Can I help you with something?” the 50-something Chapters employee asks me as I use one of the store’s computers to look for books on elevators. “No, I’m fine,” I answer. As the cheerful sales lady walks away, she glances at the screen and smiles. When I look back at the computer, I understand the reason for the smirk. After using the obvious search terms, I had typed in “going down.” The results include, but are not limited to, The Low Down on Going Down: How to Give Her Mind-Blowing Oral Sex, and Going Down: An Illustrated Guide to Giving Him the Best Blowjob of His Life. Oops.

“There has always been something erotically charged about elevators. The tightness of the space, the evocative enclosure, the tension arising from keeping one’s gaze from meeting another’s—all contribute to the frisson that can sometimes accompany a ride, even from the ground floor to the mezzanine,” writes Alan Feuer in an article in the New York Times. As proof, that article featured poems taken from the “Missed Connections” section on Craigslist written by people who had seen, but not connected with, potential soulmates in elevators.

For those who like to read in the grocery-store checkout line, Cosmopolitan magazine recommends having sex in an older elevator that moves slowly, or a freight that’s used relatively infrequently. It seems people are paying attention because, while no one is engaging in shootouts in elevator shafts, some are succumbing to the erotic charms of the elevator.

One of Cervi’s most memorable professional moments came years ago when he was called in to deal with a balky elevator in a building downtown.

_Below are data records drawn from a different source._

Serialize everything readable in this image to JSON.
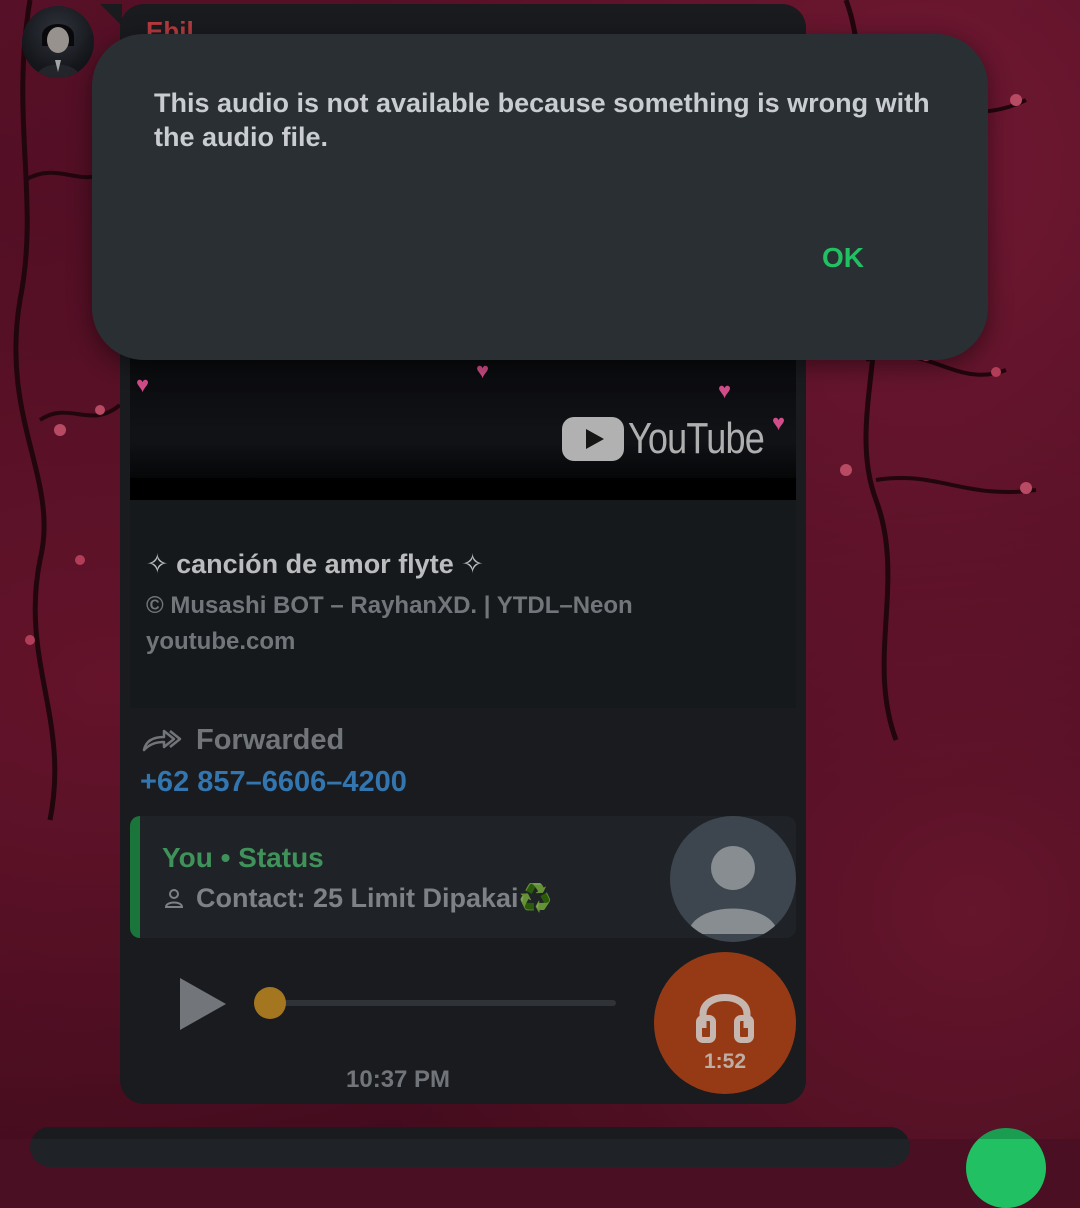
{
  "colors": {
    "accent": "#21c063",
    "sender_name": "#e0484e",
    "phone_link": "#3e8fd6",
    "quote_bar": "#1f8f46",
    "progress_knob": "#c89126",
    "audio_avatar": "#b8471c",
    "dialog_bg": "#2a2f34",
    "bubble_bg": "#1f2226"
  },
  "message": {
    "sender": "Ebil",
    "link_preview": {
      "thumbnail_logo_text": "YouTube",
      "title": "✧ canción de amor flyte ✧",
      "description": "© Musashi BOT – RayhanXD. | YTDL–Neon",
      "domain": "youtube.com"
    },
    "forwarded_label": "Forwarded",
    "phone": "+62 857–6606–4200",
    "quoted": {
      "title": "You • Status",
      "body": "Contact: 25 Limit Dipakai♻️"
    },
    "audio": {
      "duration": "1:52",
      "progress": 0
    },
    "time": "10:37 PM"
  },
  "dialog": {
    "message": "This audio is not available because something is wrong with the audio file.",
    "ok_label": "OK"
  },
  "icons": {
    "forward": "forward-icon",
    "person": "person-icon",
    "play": "play-icon",
    "headphones": "headphones-icon"
  }
}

The client complained that the elevator kept stopping between floors for a prolonged period every night at around the same time. After weeks of trying to figure out what was wrong, Cervi and his team discovered that a lovesick couple from the cleaning crew was deliberately stopping the elevator to renew their acquaintance.

Sometimes, the only privacy two lovers can find is a three-square-metre box. But who can begrudge them that? As maybe not a wise man, but one who has gotten his fair share of action over the years, once said: “Love in an elevator. Livin’ it up when I’m goin’ down. Love in an elevator. Lovin’ it up till I hit the ground.”

Malwina Gudowska © 2011